**Work to be completed:**
The data below must be copied in full and without any change.
(Provided records Opens)
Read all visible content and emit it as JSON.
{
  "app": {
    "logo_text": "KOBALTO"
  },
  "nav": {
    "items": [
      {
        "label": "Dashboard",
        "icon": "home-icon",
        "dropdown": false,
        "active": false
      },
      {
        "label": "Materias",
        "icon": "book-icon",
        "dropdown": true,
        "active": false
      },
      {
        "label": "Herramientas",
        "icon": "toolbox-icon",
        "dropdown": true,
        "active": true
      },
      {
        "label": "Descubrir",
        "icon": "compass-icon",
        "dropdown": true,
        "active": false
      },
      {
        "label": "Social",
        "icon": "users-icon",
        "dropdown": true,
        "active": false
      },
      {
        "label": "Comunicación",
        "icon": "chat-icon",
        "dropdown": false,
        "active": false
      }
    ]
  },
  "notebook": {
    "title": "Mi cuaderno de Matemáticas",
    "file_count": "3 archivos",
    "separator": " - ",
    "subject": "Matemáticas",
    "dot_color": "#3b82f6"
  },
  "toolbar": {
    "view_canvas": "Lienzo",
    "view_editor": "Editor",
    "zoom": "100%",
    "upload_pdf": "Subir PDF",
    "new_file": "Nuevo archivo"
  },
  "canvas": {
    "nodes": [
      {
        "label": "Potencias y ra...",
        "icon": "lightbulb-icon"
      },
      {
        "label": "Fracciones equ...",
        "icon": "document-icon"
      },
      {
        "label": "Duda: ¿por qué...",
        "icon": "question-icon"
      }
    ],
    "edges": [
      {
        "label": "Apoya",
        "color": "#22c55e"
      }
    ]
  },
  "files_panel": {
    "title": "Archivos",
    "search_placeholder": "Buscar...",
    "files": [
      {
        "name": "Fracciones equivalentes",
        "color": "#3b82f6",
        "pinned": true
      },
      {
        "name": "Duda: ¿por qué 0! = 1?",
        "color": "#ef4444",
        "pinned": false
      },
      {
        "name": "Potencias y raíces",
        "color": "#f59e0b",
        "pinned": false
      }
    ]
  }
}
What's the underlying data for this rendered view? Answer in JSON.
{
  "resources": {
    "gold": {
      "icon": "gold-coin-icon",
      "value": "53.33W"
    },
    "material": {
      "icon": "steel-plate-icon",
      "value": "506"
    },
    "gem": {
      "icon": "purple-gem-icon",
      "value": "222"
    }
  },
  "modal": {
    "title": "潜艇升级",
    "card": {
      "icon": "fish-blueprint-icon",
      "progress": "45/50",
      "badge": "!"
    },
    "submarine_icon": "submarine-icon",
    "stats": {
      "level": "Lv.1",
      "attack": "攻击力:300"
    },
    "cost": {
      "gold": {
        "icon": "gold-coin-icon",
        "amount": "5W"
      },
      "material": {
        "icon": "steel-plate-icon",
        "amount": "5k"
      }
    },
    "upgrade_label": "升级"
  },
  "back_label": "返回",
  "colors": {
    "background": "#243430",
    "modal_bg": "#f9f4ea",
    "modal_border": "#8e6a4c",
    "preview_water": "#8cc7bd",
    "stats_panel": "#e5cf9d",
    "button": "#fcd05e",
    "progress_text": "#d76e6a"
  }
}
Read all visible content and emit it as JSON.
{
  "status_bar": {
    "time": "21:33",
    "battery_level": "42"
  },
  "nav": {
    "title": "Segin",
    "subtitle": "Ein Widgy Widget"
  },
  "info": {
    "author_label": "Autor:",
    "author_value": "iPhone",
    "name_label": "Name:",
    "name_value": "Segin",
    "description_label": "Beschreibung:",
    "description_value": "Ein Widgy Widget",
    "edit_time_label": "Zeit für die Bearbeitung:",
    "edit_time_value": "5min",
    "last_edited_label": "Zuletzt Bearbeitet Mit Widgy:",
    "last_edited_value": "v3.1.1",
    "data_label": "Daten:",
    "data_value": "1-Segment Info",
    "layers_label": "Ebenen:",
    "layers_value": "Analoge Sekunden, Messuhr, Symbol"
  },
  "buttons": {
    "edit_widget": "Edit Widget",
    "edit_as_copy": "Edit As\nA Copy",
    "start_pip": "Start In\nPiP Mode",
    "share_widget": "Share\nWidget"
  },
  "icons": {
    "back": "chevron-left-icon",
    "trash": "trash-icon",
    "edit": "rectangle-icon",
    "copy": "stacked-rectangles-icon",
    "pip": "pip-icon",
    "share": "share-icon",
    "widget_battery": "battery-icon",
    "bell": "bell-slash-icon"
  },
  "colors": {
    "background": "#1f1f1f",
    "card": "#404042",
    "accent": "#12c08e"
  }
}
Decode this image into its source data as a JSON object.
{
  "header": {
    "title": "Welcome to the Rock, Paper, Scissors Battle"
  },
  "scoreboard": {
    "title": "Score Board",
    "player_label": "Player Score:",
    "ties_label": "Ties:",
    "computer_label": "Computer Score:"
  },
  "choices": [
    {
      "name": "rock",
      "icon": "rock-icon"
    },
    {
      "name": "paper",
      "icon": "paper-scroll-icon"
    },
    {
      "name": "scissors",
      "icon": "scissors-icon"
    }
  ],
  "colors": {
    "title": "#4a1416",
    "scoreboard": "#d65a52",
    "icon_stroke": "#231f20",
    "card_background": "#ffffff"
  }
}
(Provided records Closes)
**Solution to the problem:**
Read all visible content and emit it as JSON.
{
  "app": {
    "logo_text": "KOBALTO"
  },
  "nav": {
    "items": [
      {
        "label": "Dashboard",
        "icon": "home-icon",
        "dropdown": false,
        "active": false
      },
      {
        "label": "Materias",
        "icon": "book-icon",
        "dropdown": true,
        "active": false
      },
      {
        "label": "Herramientas",
        "icon": "toolbox-icon",
        "dropdown": true,
        "active": true
      },
      {
        "label": "Descubrir",
        "icon": "compass-icon",
        "dropdown": true,
        "active": false
      },
      {
        "label": "Social",
        "icon": "users-icon",
        "dropdown": true,
        "active": false
      },
      {
        "label": "Comunicación",
        "icon": "chat-icon",
        "dropdown": false,
        "active": false
      }
    ]
  },
  "notebook": {
    "title": "Mi cuaderno de Matemáticas",
    "file_count": "3 archivos",
    "separator": " - ",
    "subject": "Matemáticas",
    "dot_color": "#3b82f6"
  },
  "toolbar": {
    "view_canvas": "Lienzo",
    "view_editor": "Editor",
    "zoom": "100%",
    "upload_pdf": "Subir PDF",
    "new_file": "Nuevo archivo"
  },
  "canvas": {
    "nodes": [
      {
        "label": "Potencias y ra...",
        "icon": "lightbulb-icon"
      },
      {
        "label": "Fracciones equ...",
        "icon": "document-icon"
      },
      {
        "label": "Duda: ¿por qué...",
        "icon": "question-icon"
      }
    ],
    "edges": [
      {
        "label": "Apoya",
        "color": "#22c55e"
      }
    ]
  },
  "files_panel": {
    "title": "Archivos",
    "search_placeholder": "Buscar...",
    "files": [
      {
        "name": "Fracciones equivalentes",
        "color": "#3b82f6",
        "pinned": true
      },
      {
        "name": "Duda: ¿por qué 0! = 1?",
        "color": "#ef4444",
        "pinned": false
      },
      {
        "name": "Potencias y raíces",
        "color": "#f59e0b",
        "pinned": false
      }
    ]
  }
}
What's the underlying data for this rendered view? Answer in JSON.
{
  "resources": {
    "gold": {
      "icon": "gold-coin-icon",
      "value": "53.33W"
    },
    "material": {
      "icon": "steel-plate-icon",
      "value": "506"
    },
    "gem": {
      "icon": "purple-gem-icon",
      "value": "222"
    }
  },
  "modal": {
    "title": "潜艇升级",
    "card": {
      "icon": "fish-blueprint-icon",
      "progress": "45/50",
      "badge": "!"
    },
    "submarine_icon": "submarine-icon",
    "stats": {
      "level": "Lv.1",
      "attack": "攻击力:300"
    },
    "cost": {
      "gold": {
        "icon": "gold-coin-icon",
        "amount": "5W"
      },
      "material": {
        "icon": "steel-plate-icon",
        "amount": "5k"
      }
    },
    "upgrade_label": "升级"
  },
  "back_label": "返回",
  "colors": {
    "background": "#243430",
    "modal_bg": "#f9f4ea",
    "modal_border": "#8e6a4c",
    "preview_water": "#8cc7bd",
    "stats_panel": "#e5cf9d",
    "button": "#fcd05e",
    "progress_text": "#d76e6a"
  }
}
Read all visible content and emit it as JSON.
{
  "status_bar": {
    "time": "21:33",
    "battery_level": "42"
  },
  "nav": {
    "title": "Segin",
    "subtitle": "Ein Widgy Widget"
  },
  "info": {
    "author_label": "Autor:",
    "author_value": "iPhone",
    "name_label": "Name:",
    "name_value": "Segin",
    "description_label": "Beschreibung:",
    "description_value": "Ein Widgy Widget",
    "edit_time_label": "Zeit für die Bearbeitung:",
    "edit_time_value": "5min",
    "last_edited_label": "Zuletzt Bearbeitet Mit Widgy:",
    "last_edited_value": "v3.1.1",
    "data_label": "Daten:",
    "data_value": "1-Segment Info",
    "layers_label": "Ebenen:",
    "layers_value": "Analoge Sekunden, Messuhr, Symbol"
  },
  "buttons": {
    "edit_widget": "Edit Widget",
    "edit_as_copy": "Edit As\nA Copy",
    "start_pip": "Start In\nPiP Mode",
    "share_widget": "Share\nWidget"
  },
  "icons": {
    "back": "chevron-left-icon",
    "trash": "trash-icon",
    "edit": "rectangle-icon",
    "copy": "stacked-rectangles-icon",
    "pip": "pip-icon",
    "share": "share-icon",
    "widget_battery": "battery-icon",
    "bell": "bell-slash-icon"
  },
  "colors": {
    "background": "#1f1f1f",
    "card": "#404042",
    "accent": "#12c08e"
  }
}
Decode this image into its source data as a JSON object.
{
  "header": {
    "title": "Welcome to the Rock, Paper, Scissors Battle"
  },
  "scoreboard": {
    "title": "Score Board",
    "player_label": "Player Score:",
    "ties_label": "Ties:",
    "computer_label": "Computer Score:"
  },
  "choices": [
    {
      "name": "rock",
      "icon": "rock-icon"
    },
    {
      "name": "paper",
      "icon": "paper-scroll-icon"
    },
    {
      "name": "scissors",
      "icon": "scissors-icon"
    }
  ],
  "colors": {
    "title": "#4a1416",
    "scoreboard": "#d65a52",
    "icon_stroke": "#231f20",
    "card_background": "#ffffff"
  }
}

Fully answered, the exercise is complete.